years after the author's removal from his post, and were not followed
by restoration of his career on reinstatement, to which he was legally
entitled in view of the annulment decision of 30 January 1997. Such
proceedings cannot, therefore, be considered to be a satisfactory
remedy in the meaning of articles 2 and 25 of the Covenant.
the State party has an obligation to reinstate the author of the communication
in his career, with all the attendant consequences under Cameroonian
law, and must ensure that similar violations do not recur in the future.
in mind that, by becoming a State party to the Optional Protocol,
the State party has recognized the competence of the Committee to
determine whether there has been a violation of the Covenant or not
and that, pursuant to article 2 of the Covenant, the State party has
undertaken to ensure to all individuals within its territory and subject
to its jurisdiction the rights recognized in the Covenant to provide
an effective and enforceable remedy in case a violation has been established,
the Committee wishes to receive from the State party, within 90 days,
information about the measures taken to give effect to its Views.
The State party is also invited to publish the Committee's Views.
* The following members of the Committee participated in the examination
of the present communication: Mr. Abdelfattah Amor, Mr. Prafullachandra
Natwarlal Bhagwati, Ms. Christine Chanet, Mr. Maurice Glèlè Ahanhanzo,
Mr. Louis Henkin, Mr. Eckart Klein, Mr. David Kretzmer, Mr. Rajsoomer
Lallah, Mr. Rafael Rivas Posada, Sir Nigel Rodley, Mr. Martin Scheinin,
Mr. Ivan Shearer, Mr. Hipólito Solari Yrigoyen, Mr. Ahmed Tawfik Khalil,
Mr. Patrick Vella and Mr. Maxwell Yalden.
in English, French and Spanish, the French text being the original

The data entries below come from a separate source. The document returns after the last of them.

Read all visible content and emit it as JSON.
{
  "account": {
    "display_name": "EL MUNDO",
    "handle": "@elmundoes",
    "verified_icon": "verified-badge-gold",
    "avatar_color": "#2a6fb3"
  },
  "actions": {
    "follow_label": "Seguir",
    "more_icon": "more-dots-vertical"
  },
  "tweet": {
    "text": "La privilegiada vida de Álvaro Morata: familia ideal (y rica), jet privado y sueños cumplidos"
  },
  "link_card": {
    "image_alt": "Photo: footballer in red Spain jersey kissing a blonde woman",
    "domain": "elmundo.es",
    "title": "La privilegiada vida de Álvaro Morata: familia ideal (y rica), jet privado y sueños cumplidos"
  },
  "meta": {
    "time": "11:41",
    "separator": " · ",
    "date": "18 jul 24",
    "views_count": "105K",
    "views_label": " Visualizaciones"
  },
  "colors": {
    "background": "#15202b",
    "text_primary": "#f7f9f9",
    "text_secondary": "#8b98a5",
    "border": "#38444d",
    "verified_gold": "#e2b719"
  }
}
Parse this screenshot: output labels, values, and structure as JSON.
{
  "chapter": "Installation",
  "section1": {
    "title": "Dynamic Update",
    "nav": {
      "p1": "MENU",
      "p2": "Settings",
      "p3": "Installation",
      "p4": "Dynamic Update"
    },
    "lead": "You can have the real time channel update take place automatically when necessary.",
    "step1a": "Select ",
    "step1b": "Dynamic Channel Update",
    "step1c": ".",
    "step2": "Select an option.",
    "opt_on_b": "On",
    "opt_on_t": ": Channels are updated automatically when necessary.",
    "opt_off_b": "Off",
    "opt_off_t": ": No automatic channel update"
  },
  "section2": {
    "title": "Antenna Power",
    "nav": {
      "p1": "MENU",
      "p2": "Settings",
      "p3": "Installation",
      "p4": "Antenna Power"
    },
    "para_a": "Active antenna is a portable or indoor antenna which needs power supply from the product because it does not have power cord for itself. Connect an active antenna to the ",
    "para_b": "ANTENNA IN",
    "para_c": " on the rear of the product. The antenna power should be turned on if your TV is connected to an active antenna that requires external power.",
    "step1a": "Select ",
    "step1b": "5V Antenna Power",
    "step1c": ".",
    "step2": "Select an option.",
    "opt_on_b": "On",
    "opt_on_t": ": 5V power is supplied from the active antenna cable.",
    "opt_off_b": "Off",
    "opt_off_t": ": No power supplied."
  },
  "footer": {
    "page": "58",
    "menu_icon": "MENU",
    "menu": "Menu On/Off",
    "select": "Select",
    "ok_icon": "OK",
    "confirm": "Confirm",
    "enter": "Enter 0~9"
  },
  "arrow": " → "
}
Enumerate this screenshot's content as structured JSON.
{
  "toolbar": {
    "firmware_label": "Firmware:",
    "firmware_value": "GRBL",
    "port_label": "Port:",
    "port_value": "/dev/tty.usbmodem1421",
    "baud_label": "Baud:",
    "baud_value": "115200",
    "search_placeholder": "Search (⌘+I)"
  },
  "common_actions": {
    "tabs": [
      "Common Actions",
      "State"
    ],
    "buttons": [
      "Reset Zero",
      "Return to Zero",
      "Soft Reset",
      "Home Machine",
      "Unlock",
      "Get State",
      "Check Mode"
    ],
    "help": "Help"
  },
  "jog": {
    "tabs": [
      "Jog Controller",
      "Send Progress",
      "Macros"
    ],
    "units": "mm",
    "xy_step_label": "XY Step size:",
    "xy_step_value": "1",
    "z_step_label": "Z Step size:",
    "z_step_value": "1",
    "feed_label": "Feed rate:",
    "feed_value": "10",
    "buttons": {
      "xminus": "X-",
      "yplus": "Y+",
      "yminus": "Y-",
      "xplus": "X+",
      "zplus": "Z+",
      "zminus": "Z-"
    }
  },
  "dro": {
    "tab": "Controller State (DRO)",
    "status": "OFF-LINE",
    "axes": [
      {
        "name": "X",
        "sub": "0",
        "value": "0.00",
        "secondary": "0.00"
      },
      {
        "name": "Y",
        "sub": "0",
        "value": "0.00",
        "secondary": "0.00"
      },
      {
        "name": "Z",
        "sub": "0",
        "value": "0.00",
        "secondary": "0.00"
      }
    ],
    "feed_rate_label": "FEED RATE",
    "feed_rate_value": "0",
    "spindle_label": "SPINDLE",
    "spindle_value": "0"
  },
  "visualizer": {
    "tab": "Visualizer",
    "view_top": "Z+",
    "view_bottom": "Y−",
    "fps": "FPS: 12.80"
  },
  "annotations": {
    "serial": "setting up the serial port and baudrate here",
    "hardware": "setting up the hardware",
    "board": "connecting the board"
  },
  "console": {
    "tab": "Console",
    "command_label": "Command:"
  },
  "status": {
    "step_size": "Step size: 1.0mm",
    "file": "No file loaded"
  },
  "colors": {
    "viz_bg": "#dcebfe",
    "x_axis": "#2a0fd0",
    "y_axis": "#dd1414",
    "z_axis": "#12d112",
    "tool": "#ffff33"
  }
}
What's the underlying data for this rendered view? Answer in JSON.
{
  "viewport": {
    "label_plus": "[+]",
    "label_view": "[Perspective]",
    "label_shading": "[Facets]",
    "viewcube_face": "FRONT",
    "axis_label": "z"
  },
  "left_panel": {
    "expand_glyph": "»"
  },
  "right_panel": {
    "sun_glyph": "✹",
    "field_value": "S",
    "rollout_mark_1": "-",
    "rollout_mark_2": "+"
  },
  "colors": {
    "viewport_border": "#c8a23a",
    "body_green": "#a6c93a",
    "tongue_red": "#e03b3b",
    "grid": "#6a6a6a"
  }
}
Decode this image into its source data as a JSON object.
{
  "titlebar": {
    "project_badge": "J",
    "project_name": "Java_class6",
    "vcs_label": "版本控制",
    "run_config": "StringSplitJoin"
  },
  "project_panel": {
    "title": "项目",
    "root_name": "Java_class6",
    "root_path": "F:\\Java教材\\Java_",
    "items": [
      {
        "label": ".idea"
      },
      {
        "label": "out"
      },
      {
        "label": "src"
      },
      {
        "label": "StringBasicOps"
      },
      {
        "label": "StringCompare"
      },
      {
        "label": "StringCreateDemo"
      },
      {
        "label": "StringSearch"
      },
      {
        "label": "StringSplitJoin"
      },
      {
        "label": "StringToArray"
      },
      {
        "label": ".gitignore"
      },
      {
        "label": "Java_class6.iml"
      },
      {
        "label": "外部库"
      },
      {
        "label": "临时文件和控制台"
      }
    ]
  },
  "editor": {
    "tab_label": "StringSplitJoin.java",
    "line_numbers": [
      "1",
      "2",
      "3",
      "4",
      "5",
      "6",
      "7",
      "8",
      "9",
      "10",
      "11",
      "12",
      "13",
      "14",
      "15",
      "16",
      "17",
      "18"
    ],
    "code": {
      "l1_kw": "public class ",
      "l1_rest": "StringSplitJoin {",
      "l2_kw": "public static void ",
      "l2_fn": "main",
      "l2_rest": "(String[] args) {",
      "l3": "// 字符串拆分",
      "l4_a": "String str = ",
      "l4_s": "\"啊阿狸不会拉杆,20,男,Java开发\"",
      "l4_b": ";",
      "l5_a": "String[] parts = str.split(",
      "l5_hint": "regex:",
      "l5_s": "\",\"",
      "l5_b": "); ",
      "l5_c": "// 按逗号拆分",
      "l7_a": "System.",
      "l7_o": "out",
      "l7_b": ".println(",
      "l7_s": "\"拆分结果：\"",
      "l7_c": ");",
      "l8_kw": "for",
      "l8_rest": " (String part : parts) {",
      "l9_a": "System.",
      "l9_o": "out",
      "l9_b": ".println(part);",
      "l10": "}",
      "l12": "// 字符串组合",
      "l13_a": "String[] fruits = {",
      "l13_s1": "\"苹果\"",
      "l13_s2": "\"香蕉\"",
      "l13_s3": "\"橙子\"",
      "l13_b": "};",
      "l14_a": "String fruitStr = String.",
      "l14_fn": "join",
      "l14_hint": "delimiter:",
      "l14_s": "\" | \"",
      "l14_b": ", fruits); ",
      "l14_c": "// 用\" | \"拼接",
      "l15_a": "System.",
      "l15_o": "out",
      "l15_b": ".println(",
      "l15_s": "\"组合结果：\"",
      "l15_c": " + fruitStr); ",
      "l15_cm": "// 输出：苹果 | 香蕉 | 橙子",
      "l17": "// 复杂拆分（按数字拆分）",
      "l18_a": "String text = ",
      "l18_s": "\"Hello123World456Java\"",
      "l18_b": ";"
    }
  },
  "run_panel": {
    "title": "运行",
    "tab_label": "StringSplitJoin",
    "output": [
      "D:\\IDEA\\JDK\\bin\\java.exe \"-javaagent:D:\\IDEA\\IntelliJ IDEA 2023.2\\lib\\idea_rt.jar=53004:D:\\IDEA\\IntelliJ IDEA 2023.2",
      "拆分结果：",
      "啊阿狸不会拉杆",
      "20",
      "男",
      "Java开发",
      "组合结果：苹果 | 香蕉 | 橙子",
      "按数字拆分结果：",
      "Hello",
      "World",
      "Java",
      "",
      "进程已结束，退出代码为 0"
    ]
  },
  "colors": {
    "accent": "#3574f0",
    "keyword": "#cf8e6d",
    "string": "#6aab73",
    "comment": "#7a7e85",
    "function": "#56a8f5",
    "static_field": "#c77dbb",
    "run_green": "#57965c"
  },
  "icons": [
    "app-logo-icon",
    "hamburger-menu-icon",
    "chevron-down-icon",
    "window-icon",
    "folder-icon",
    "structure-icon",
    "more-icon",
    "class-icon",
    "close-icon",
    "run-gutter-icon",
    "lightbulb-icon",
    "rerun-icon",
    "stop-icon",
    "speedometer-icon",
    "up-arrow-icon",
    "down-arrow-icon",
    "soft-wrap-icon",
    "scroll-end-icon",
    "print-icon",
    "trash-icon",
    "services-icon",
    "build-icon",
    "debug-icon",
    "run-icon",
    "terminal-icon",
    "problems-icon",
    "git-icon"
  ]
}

version. Subsequently to be translated also in Arabic, Chinese and
Russian as part of the Committee's annual report to the General Assembly.]